═══ EXTRACTED MATERIAL ═══
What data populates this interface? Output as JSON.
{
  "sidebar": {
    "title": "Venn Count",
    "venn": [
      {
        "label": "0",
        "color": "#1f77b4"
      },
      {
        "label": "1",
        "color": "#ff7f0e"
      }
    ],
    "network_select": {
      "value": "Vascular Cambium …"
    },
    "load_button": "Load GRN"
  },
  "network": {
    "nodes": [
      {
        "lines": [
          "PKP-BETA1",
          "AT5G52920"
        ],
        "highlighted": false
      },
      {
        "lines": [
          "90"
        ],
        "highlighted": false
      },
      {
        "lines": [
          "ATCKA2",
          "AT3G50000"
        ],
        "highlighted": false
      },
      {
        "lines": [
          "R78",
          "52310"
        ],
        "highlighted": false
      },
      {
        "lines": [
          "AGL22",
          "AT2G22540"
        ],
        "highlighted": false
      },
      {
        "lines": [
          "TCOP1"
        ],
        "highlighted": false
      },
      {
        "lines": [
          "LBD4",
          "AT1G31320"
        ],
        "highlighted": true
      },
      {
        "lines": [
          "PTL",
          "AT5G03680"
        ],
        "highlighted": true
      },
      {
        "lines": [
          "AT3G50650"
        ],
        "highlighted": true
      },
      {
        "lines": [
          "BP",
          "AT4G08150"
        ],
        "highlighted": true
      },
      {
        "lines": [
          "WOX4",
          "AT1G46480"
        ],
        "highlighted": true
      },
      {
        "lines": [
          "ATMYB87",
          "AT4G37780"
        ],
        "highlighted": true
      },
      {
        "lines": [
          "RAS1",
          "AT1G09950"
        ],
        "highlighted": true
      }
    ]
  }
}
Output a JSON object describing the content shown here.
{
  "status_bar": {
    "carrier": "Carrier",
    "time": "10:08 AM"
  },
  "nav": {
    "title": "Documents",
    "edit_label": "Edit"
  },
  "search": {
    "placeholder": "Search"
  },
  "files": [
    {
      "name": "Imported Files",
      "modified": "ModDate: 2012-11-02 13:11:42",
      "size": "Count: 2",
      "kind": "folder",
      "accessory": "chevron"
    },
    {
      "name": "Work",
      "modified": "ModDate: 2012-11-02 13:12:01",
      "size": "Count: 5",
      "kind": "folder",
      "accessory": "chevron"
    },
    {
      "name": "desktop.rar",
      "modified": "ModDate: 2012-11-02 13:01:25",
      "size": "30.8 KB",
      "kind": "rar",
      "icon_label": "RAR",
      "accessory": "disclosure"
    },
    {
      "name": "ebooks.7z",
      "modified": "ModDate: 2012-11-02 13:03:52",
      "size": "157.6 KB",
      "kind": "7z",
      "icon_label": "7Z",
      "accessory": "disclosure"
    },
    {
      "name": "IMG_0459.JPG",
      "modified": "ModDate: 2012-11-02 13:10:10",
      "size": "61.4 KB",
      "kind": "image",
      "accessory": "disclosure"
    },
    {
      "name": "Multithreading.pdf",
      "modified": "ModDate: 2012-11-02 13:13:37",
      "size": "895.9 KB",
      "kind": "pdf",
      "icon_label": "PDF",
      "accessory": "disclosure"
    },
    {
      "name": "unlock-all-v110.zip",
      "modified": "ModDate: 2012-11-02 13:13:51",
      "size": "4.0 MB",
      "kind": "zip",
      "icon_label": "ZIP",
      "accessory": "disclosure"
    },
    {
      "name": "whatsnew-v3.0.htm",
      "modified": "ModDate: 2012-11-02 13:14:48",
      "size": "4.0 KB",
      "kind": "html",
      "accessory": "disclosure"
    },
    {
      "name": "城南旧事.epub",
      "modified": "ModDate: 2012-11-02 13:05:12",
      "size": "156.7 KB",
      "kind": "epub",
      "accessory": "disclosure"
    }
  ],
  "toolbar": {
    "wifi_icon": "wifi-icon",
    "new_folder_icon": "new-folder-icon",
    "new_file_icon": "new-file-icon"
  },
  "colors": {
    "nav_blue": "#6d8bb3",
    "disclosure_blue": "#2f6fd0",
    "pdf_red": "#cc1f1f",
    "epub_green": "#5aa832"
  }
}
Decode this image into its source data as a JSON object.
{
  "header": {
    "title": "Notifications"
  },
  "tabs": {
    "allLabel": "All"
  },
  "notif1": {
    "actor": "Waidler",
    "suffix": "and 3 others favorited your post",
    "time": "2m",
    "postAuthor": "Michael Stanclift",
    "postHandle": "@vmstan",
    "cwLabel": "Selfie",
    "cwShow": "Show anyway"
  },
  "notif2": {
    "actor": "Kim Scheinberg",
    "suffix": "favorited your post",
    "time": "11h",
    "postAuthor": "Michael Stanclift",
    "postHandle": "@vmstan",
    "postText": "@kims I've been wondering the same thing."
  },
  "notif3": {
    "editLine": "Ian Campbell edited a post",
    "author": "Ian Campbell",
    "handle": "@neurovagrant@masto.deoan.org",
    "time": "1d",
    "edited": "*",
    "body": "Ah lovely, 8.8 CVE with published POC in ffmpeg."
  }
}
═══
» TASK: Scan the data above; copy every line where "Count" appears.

» YOUR SOLUTION:
    "title": "Venn Count",
      "size": "Count: 2",
      "size": "Count: 5",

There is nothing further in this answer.